Retained are most of Alessandro Camera’s sets and Andrea Viotti’s costumes, including the Viotti-designed elaborate white masks worn by the three noble guests to Don Giovanni’s first banquet.
[Below: Leporello (Erwin Schrott, left) has invited three masked nobles, Don Ottavio (Stanislas de Barbeyrac, left plumed masker), Donna Anna (Erin Wall, center masker) and Donna Elvira (Ana Maria Martinez, right masker) to join the party as instructed by Don Giovanni (Ildebrando d’Arcangelo, right); edited image, based on a Cory Weaver photograph, courtesy of the San Francisco Opera.]
The idea of mixing period chairs and contemporary wooden benches remains, as is the image of the Commendatore as a stone graveyard statue.
21 large mirrors from the Lavia production are retained, although they are essentially repurposed (the principal departure from the previous Lavia staging). The mirrors become part of an elaborate scheme of projections by German visual designer Tommi Brem that usually refer to characters who are not presently on stage.
The image of Silvestrelli’s Commendatore injects itself into several scenes, reminding us that the character’s vengeance is a motivating force in much of what is happening. When Barbeyrac’s Don Ottavio sings of his love for Wall’s Donna Anna, we see her image on multiple screens.
[Below: Don Ottavio (Stanislas de Barbeyrac, standing, center front) refers to his fiancé Donna Anna (Erin Wall, whose photograph appears in the frames surrounding him) as his treasure; edited image, based on a Cory Weaver photograph, courtesy of the San Francisco Opera.]
In the moralizing finale in which the six surviving characters reflect on what has just happened, the image of Don Giovanni – stuck in Hell – suddenly surrounds them.
[Below: the six survivors have gathered together as the spectre of Don Giovanni appears in the frames that surround them; edited image, based on a Cory Weaver photograph, courtesy of the San Francisco Opera.]
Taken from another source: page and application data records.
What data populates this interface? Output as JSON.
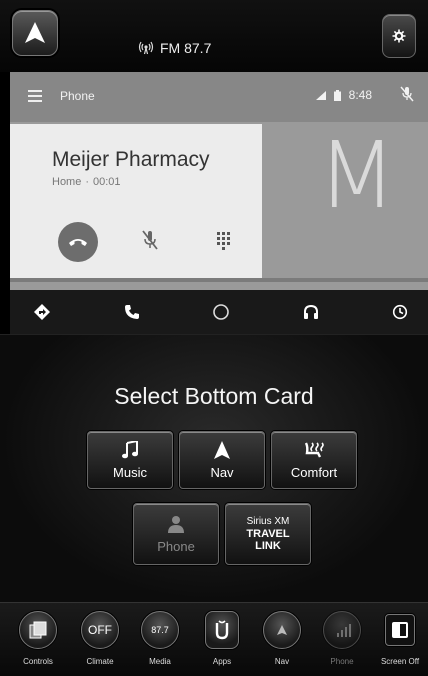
{
  "top_bar": {
    "radio_station": "FM 87.7",
    "radio_icon": "radio-signal-icon",
    "home_icon": "navigation-arrow-icon",
    "settings_icon": "settings-icon"
  },
  "android_auto": {
    "app_title": "Phone",
    "clock": "8:48",
    "status_icons": [
      "cellular-signal-icon",
      "battery-icon",
      "mic-off-icon"
    ],
    "call": {
      "contact_name": "Meijer Pharmacy",
      "number_type": "Home",
      "separator": "·",
      "duration": "00:01"
    },
    "avatar_letter": "M",
    "nav_icons": [
      "navigation-icon",
      "phone-icon",
      "home-circle-icon",
      "headphones-icon",
      "recents-icon"
    ]
  },
  "card_selection": {
    "title": "Select Bottom Card",
    "cards": {
      "music": "Music",
      "nav": "Nav",
      "comfort": "Comfort",
      "phone": "Phone",
      "sirius_line1": "Sirius XM",
      "sirius_line2": "TRAVEL",
      "sirius_line3": "LINK"
    }
  },
  "dock": {
    "controls": "Controls",
    "climate_state": "OFF",
    "climate": "Climate",
    "media_station": "87.7",
    "media": "Media",
    "apps": "Apps",
    "nav": "Nav",
    "phone": "Phone",
    "screen_off": "Screen Off"
  },
  "colors": {
    "card_background": "#ececec",
    "panel_background": "#9a9a9a",
    "header_background": "#878787",
    "end_call_button": "#6d6d6d"
  }
}
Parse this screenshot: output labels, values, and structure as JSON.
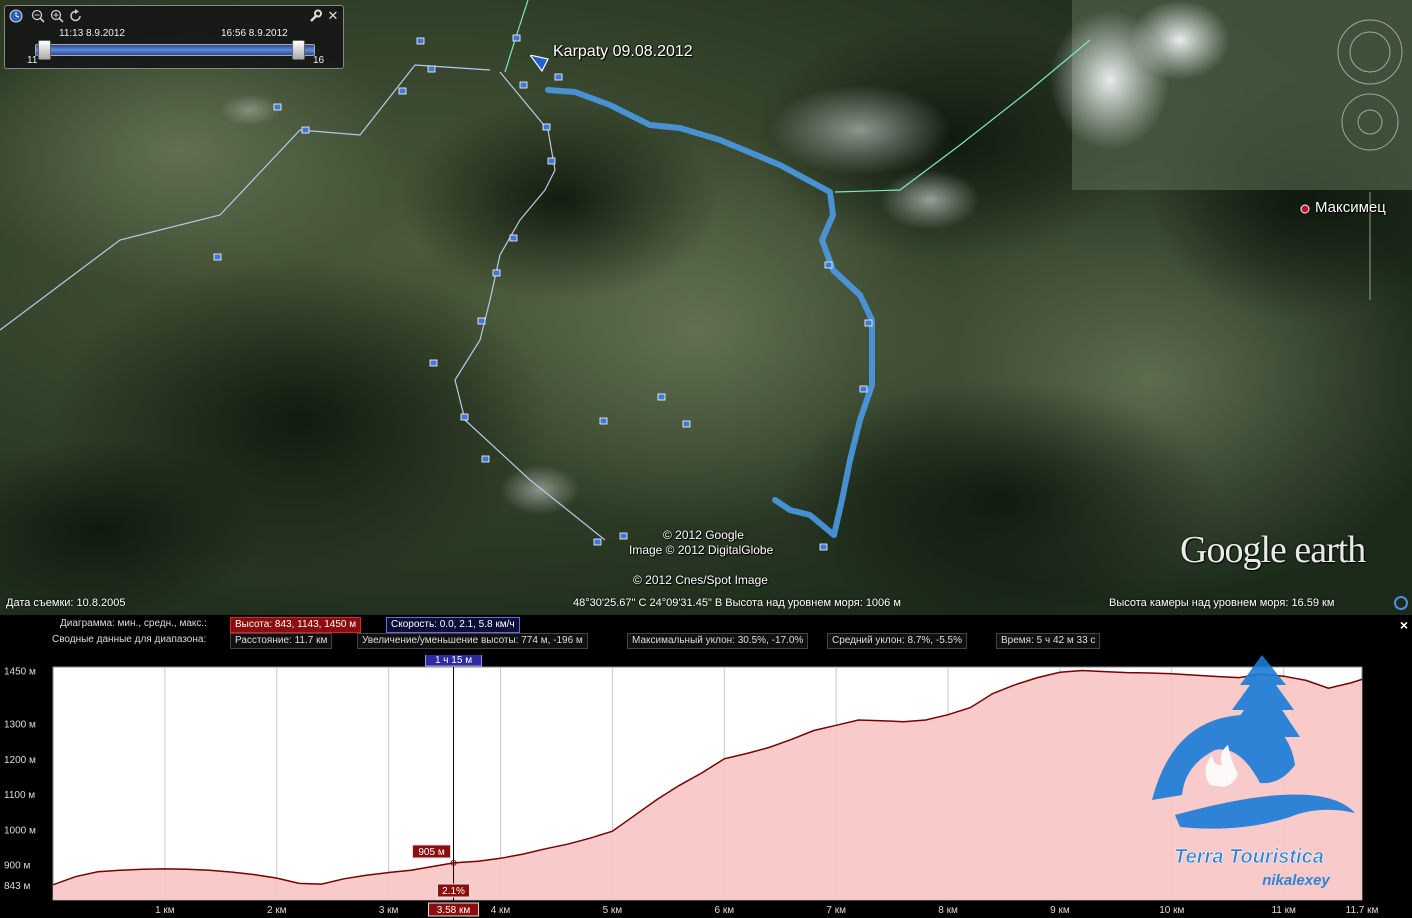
{
  "map": {
    "track_name": "Karpaty 09.08.2012",
    "place_label": "Максимец",
    "copyright": [
      "© 2012 Google",
      "Image © 2012 DigitalGlobe",
      "© 2012 Cnes/Spot Image"
    ],
    "logo": "Google earth",
    "status": {
      "imagery_date": "Дата съемки: 10.8.2005",
      "coordinates": "48°30'25.67\" С  24°09'31.45\" В Высота над уровнем моря:  1006 м",
      "camera_altitude": "Высота камеры над уровнем моря:    16.59 км"
    },
    "colors": {
      "track": "#4a9ae6",
      "border_line": "#b8c8e8",
      "cyan_line": "#7fe6c8"
    }
  },
  "time_control": {
    "start_label": "11:13 8.9.2012",
    "end_label": "16:56 8.9.2012",
    "start_num": "11",
    "end_num": "16",
    "icons": [
      "clock-icon",
      "zoom-out-icon",
      "zoom-in-icon",
      "loop-icon",
      "wrench-icon",
      "close-icon"
    ]
  },
  "profile": {
    "row1": {
      "label": "Диаграмма: мин., средн., макс.:",
      "altitude": "Высота: 843, 1143, 1450 м",
      "speed": "Скорость: 0.0, 2.1, 5.8 км/ч"
    },
    "row2": {
      "label": "Сводные данные для диапазона:",
      "distance": "Расстояние: 11.7 км",
      "elev_change": "Увеличение/уменьшение высоты: 774 м, -196 м",
      "max_slope": "Максимальный уклон: 30.5%, -17.0%",
      "avg_slope": "Средний уклон: 8.7%, -5.5%",
      "time": "Время: 5 ч 42 м 33 с"
    },
    "close": "×",
    "cursor": {
      "time": "1 ч 15 м",
      "elevation": "905 м",
      "slope": "2.1%",
      "distance": "3.58 км",
      "x_km": 3.58
    },
    "watermark": {
      "line1": "Terra Touristica",
      "line2": "nikalexey"
    }
  },
  "chart_data": {
    "type": "area",
    "title": "",
    "xlabel": "",
    "ylabel": "",
    "xlim": [
      0,
      11.7
    ],
    "ylim": [
      800,
      1460
    ],
    "x_ticks": [
      1,
      2,
      3,
      4,
      5,
      6,
      7,
      8,
      9,
      10,
      11,
      11.7
    ],
    "x_tick_labels": [
      "1 км",
      "2 км",
      "3 км",
      "4 км",
      "5 км",
      "6 км",
      "7 км",
      "8 км",
      "9 км",
      "10 км",
      "11 км",
      "11.7 км"
    ],
    "y_ticks": [
      843,
      900,
      1000,
      1100,
      1200,
      1300,
      1450
    ],
    "y_tick_labels": [
      "843 м",
      "900 м",
      "1000 м",
      "1100 м",
      "1200 м",
      "1300 м",
      "1450 м"
    ],
    "grid": true,
    "colors": {
      "line": "#7a0000",
      "fill": "#f7c4c4"
    },
    "series": [
      {
        "x": [
          0,
          0.2,
          0.4,
          0.6,
          0.8,
          1.0,
          1.2,
          1.4,
          1.6,
          1.8,
          2.0,
          2.2,
          2.4,
          2.6,
          2.8,
          3.0,
          3.2,
          3.58,
          3.8,
          4.0,
          4.2,
          4.4,
          4.6,
          4.8,
          5.0,
          5.2,
          5.4,
          5.6,
          5.8,
          6.0,
          6.2,
          6.4,
          6.6,
          6.8,
          7.0,
          7.2,
          7.4,
          7.6,
          7.8,
          8.0,
          8.2,
          8.4,
          8.6,
          8.8,
          9.0,
          9.2,
          9.4,
          9.6,
          9.8,
          10.0,
          10.2,
          10.4,
          10.6,
          10.8,
          11.0,
          11.2,
          11.4,
          11.6,
          11.7
        ],
        "y": [
          843,
          866,
          880,
          884,
          887,
          888,
          887,
          884,
          879,
          872,
          862,
          847,
          845,
          860,
          870,
          878,
          884,
          905,
          910,
          918,
          930,
          945,
          958,
          975,
          995,
          1040,
          1085,
          1125,
          1160,
          1200,
          1215,
          1232,
          1255,
          1280,
          1295,
          1310,
          1308,
          1305,
          1310,
          1325,
          1345,
          1385,
          1410,
          1430,
          1445,
          1450,
          1447,
          1444,
          1443,
          1441,
          1437,
          1433,
          1430,
          1440,
          1434,
          1422,
          1400,
          1415,
          1425
        ]
      }
    ]
  }
}
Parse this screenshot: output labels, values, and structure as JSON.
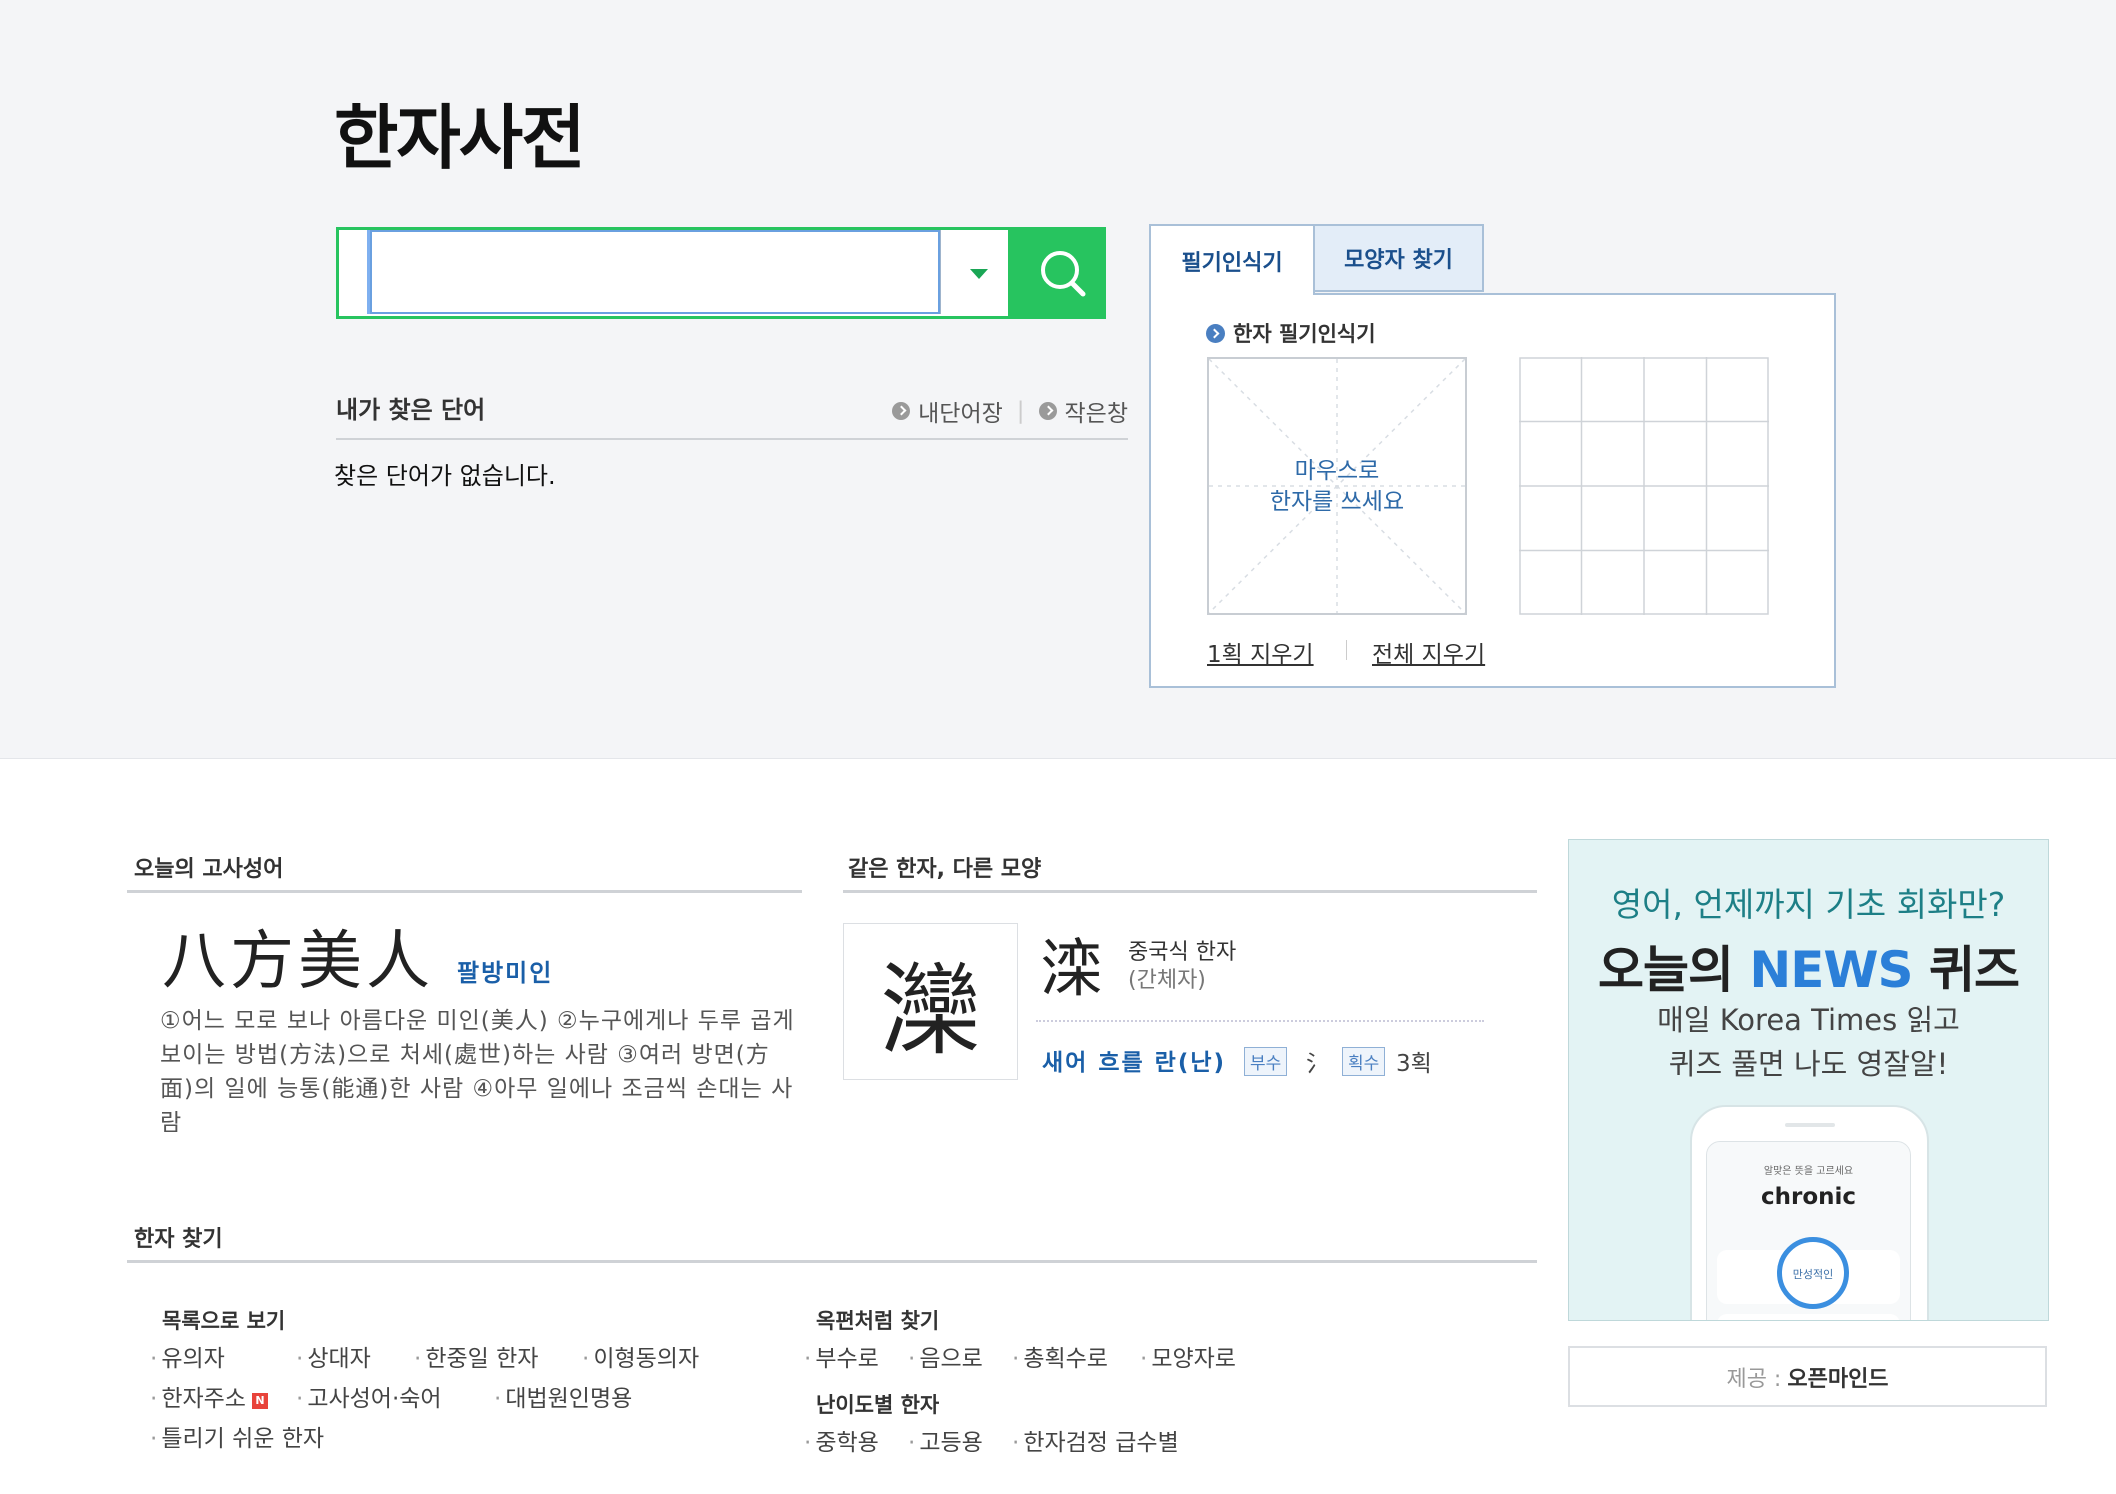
{
  "page_title": "한자사전",
  "search": {
    "value": "",
    "placeholder": ""
  },
  "my_words": {
    "title": "내가 찾은 단어",
    "links": [
      "내단어장",
      "작은창"
    ],
    "empty_message": "찾은 단어가 없습니다."
  },
  "handwriting": {
    "tabs": [
      "필기인식기",
      "모양자 찾기"
    ],
    "label": "한자 필기인식기",
    "canvas_hint_line1": "마우스로",
    "canvas_hint_line2": "한자를 쓰세요",
    "erase_one": "1획 지우기",
    "erase_all": "전체 지우기"
  },
  "idiom_of_day": {
    "title": "오늘의 고사성어",
    "hanja": "八方美人",
    "reading": "팔방미인",
    "description": "①어느 모로 보나 아름다운 미인(美人) ②누구에게나 두루 곱게 보이는 방법(方法)으로 처세(處世)하는 사람 ③여러 방면(方面)의 일에 능통(能通)한 사람 ④아무 일에나 조금씩 손대는 사람"
  },
  "same_hanja": {
    "title": "같은 한자, 다른 모양",
    "traditional": "灤",
    "simplified": "滦",
    "type": "중국식 한자",
    "type_sub": "(간체자)",
    "meaning": "새어 흐를 란(난)",
    "radical_tag": "부수",
    "radical": "氵",
    "strokes_tag": "획수",
    "strokes": "3획"
  },
  "find_hanja": {
    "title": "한자 찾기",
    "list_title": "목록으로 보기",
    "list_links": [
      "유의자",
      "상대자",
      "한중일 한자",
      "이형동의자",
      "한자주소",
      "고사성어·숙어",
      "대법원인명용",
      "틀리기 쉬운 한자"
    ],
    "new_badge": "N",
    "okpyeon_title": "옥편처럼 찾기",
    "okpyeon_links": [
      "부수로",
      "음으로",
      "총획수로",
      "모양자로"
    ],
    "level_title": "난이도별 한자",
    "level_links": [
      "중학용",
      "고등용",
      "한자검정 급수별"
    ]
  },
  "ad": {
    "line1": "영어, 언제까지 기초 회화만?",
    "line2_pre": "오늘의 ",
    "line2_accent": "NEWS",
    "line2_post": " 퀴즈",
    "line3a": "매일 Korea Times 읽고",
    "line3b": "퀴즈 풀면 나도 영잘알!",
    "phone_tip": "알맞은 뜻을 고르세요",
    "phone_word": "chronic",
    "phone_option": "만성적인",
    "provider_label": "제공 :",
    "provider_name": "오픈마인드"
  },
  "colors": {
    "search_green": "#27c45f",
    "link_blue": "#1a5fa8",
    "tab_blue": "#1a4f8c"
  },
  "icons": [
    "search-icon",
    "chevron-down-icon",
    "arrow-right-icon"
  ]
}
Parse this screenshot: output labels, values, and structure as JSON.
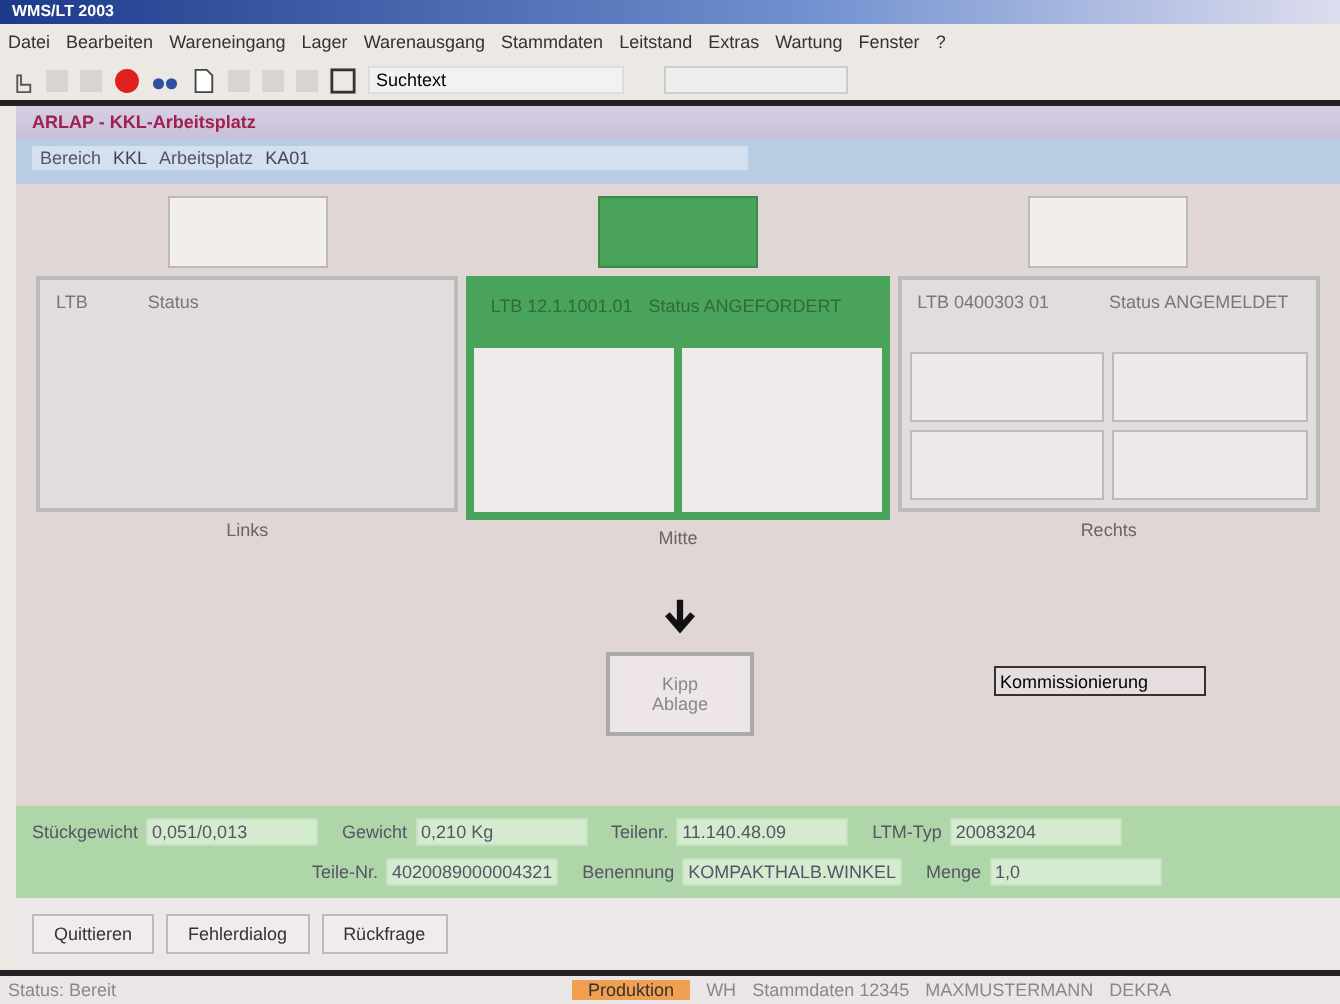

I am an advocate for the greater use of visual projections in opera, including those of the standard repertory, even though I am unconvinced by this particular projection scheme.
That said, I found nothing about the visual production that dissuades me from believing that I had experienced an outstanding vocal and dramatic performance of this great opera.
I enthusiastically recommend the current San Francisco Opera production of “Don Giovanni” for its cast and conductor, for both the veteran operagoer and the person new to opera.
For my remarks on the opera published in the 2015 San Diego Opera program accompanying Ildebrando d’Arcangelo’s performance as Don Giovanni, see: Don Giovanni in Bohemia: How the Community of Prague Assured Mozart’s Last Four Operas.